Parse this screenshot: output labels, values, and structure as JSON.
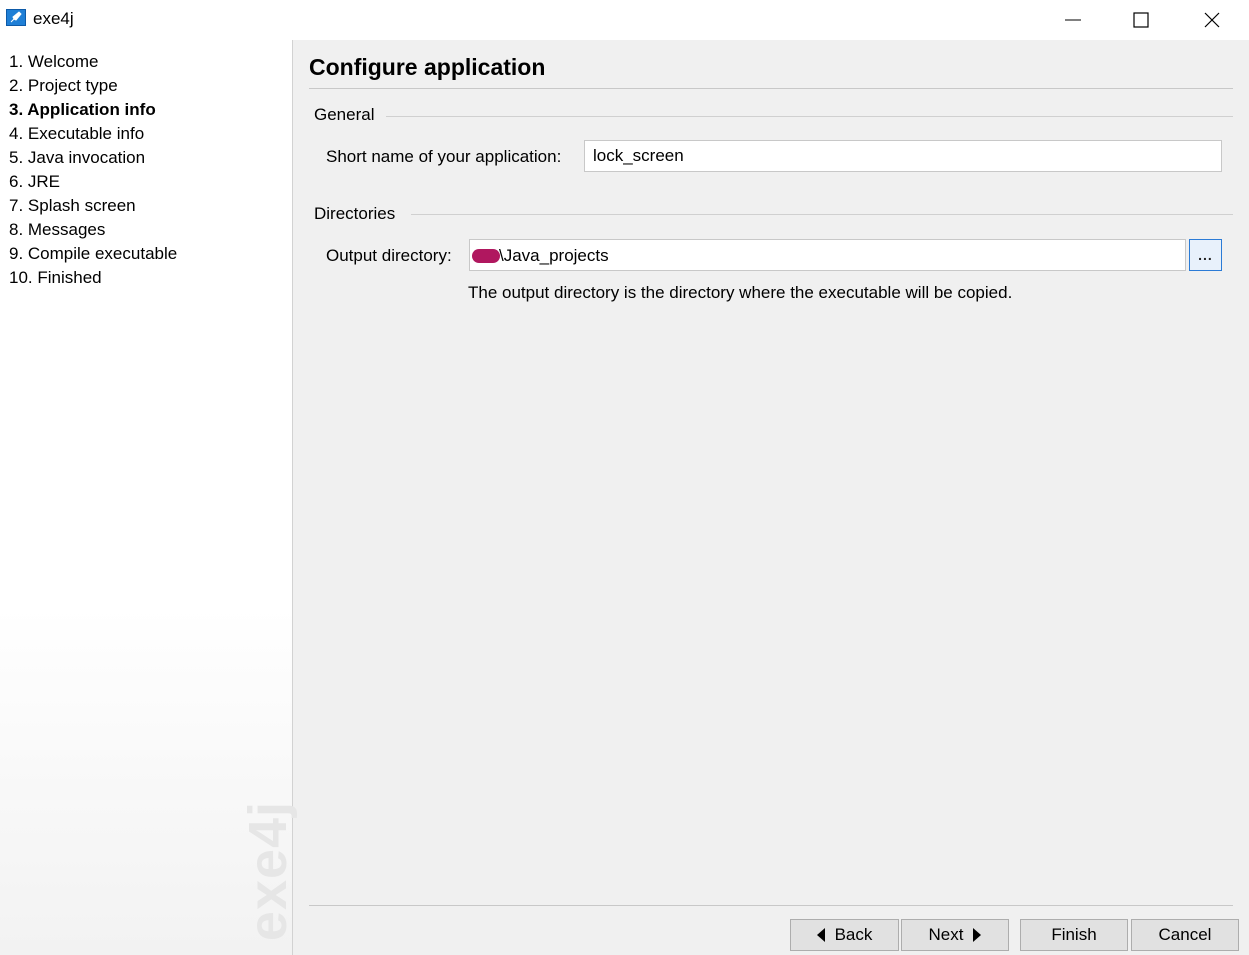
{
  "window": {
    "title": "exe4j",
    "icon": "exe4j-rocket-icon"
  },
  "sidebar": {
    "watermark": "exe4j",
    "items": [
      {
        "label": "1. Welcome",
        "active": false
      },
      {
        "label": "2. Project type",
        "active": false
      },
      {
        "label": "3. Application info",
        "active": true
      },
      {
        "label": "4. Executable info",
        "active": false
      },
      {
        "label": "5. Java invocation",
        "active": false
      },
      {
        "label": "6. JRE",
        "active": false
      },
      {
        "label": "7. Splash screen",
        "active": false
      },
      {
        "label": "8. Messages",
        "active": false
      },
      {
        "label": "9. Compile executable",
        "active": false
      },
      {
        "label": "10. Finished",
        "active": false
      }
    ]
  },
  "main": {
    "title": "Configure application",
    "general": {
      "section_label": "General",
      "short_name_label": "Short name of your application:",
      "short_name_value": "lock_screen"
    },
    "directories": {
      "section_label": "Directories",
      "output_label": "Output directory:",
      "output_value": "\\Java_projects",
      "browse_label": "...",
      "hint": "The output directory is the directory where the executable will be copied."
    }
  },
  "buttons": {
    "back": "Back",
    "next": "Next",
    "finish": "Finish",
    "cancel": "Cancel"
  },
  "colors": {
    "redaction": "#b0175f",
    "browse_border": "#2b7bd6"
  }
}
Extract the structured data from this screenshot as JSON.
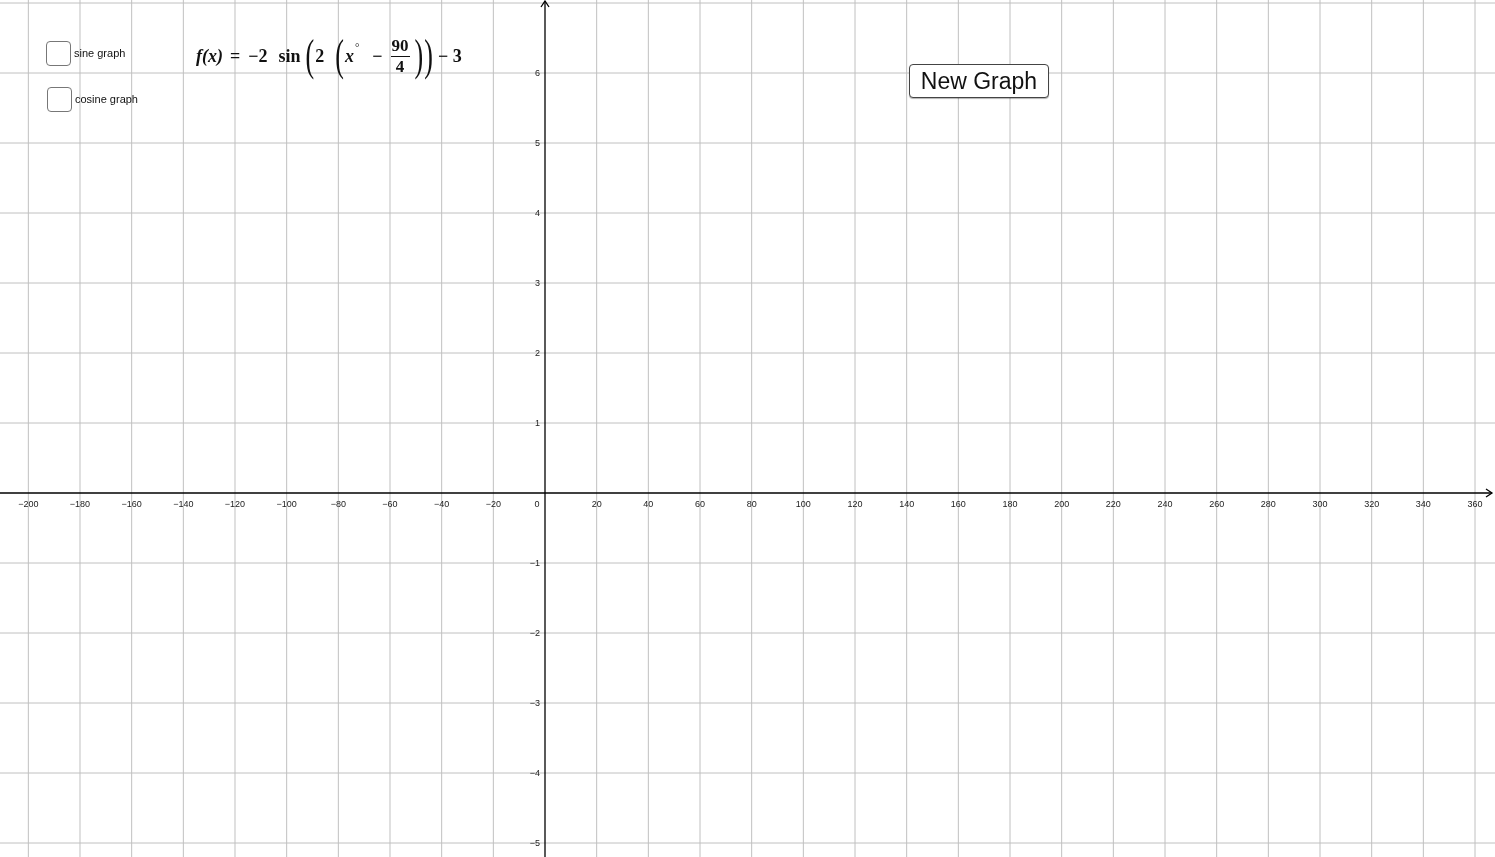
{
  "controls": [
    {
      "label": "sine graph",
      "checked": false
    },
    {
      "label": "cosine graph",
      "checked": false
    }
  ],
  "formula": {
    "lhs": "f(x)",
    "equals": "=",
    "amplitude": "−2",
    "function": "sin",
    "open_paren": "(",
    "coefficient": "2",
    "variable": "x",
    "degree": "°",
    "minus": "−",
    "numerator": "90",
    "denominator": "4",
    "close_paren": ")",
    "shift": "− 3"
  },
  "button": {
    "label": "New Graph"
  },
  "graph": {
    "x_labels": [
      "−200",
      "−180",
      "−160",
      "−140",
      "−120",
      "−100",
      "−80",
      "−60",
      "−40",
      "−20",
      "0",
      "20",
      "40",
      "60",
      "80",
      "100",
      "120",
      "140",
      "160",
      "180",
      "200",
      "220",
      "240",
      "260",
      "280",
      "300",
      "320",
      "340",
      "360"
    ],
    "y_labels": [
      "6",
      "5",
      "4",
      "3",
      "2",
      "1",
      "−1",
      "−2",
      "−3",
      "−4",
      "−5"
    ]
  }
}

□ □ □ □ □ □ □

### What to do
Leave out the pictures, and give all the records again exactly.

### Problem solution
Parse this screenshot: output labels, values, and structure as JSON.
{
  "window": {
    "title": "exe4j",
    "icon": "exe4j-rocket-icon"
  },
  "sidebar": {
    "watermark": "exe4j",
    "items": [
      {
        "label": "1. Welcome",
        "active": false
      },
      {
        "label": "2. Project type",
        "active": false
      },
      {
        "label": "3. Application info",
        "active": true
      },
      {
        "label": "4. Executable info",
        "active": false
      },
      {
        "label": "5. Java invocation",
        "active": false
      },
      {
        "label": "6. JRE",
        "active": false
      },
      {
        "label": "7. Splash screen",
        "active": false
      },
      {
        "label": "8. Messages",
        "active": false
      },
      {
        "label": "9. Compile executable",
        "active": false
      },
      {
        "label": "10. Finished",
        "active": false
      }
    ]
  },
  "main": {
    "title": "Configure application",
    "general": {
      "section_label": "General",
      "short_name_label": "Short name of your application:",
      "short_name_value": "lock_screen"
    },
    "directories": {
      "section_label": "Directories",
      "output_label": "Output directory:",
      "output_value": "\\Java_projects",
      "browse_label": "...",
      "hint": "The output directory is the directory where the executable will be copied."
    }
  },
  "buttons": {
    "back": "Back",
    "next": "Next",
    "finish": "Finish",
    "cancel": "Cancel"
  },
  "colors": {
    "redaction": "#b0175f",
    "browse_border": "#2b7bd6"
  }
}
Extract the structured data from this screenshot as JSON.
{
  "controls": [
    {
      "label": "sine graph",
      "checked": false
    },
    {
      "label": "cosine graph",
      "checked": false
    }
  ],
  "formula": {
    "lhs": "f(x)",
    "equals": "=",
    "amplitude": "−2",
    "function": "sin",
    "open_paren": "(",
    "coefficient": "2",
    "variable": "x",
    "degree": "°",
    "minus": "−",
    "numerator": "90",
    "denominator": "4",
    "close_paren": ")",
    "shift": "− 3"
  },
  "button": {
    "label": "New Graph"
  },
  "graph": {
    "x_labels": [
      "−200",
      "−180",
      "−160",
      "−140",
      "−120",
      "−100",
      "−80",
      "−60",
      "−40",
      "−20",
      "0",
      "20",
      "40",
      "60",
      "80",
      "100",
      "120",
      "140",
      "160",
      "180",
      "200",
      "220",
      "240",
      "260",
      "280",
      "300",
      "320",
      "340",
      "360"
    ],
    "y_labels": [
      "6",
      "5",
      "4",
      "3",
      "2",
      "1",
      "−1",
      "−2",
      "−3",
      "−4",
      "−5"
    ]
  }
}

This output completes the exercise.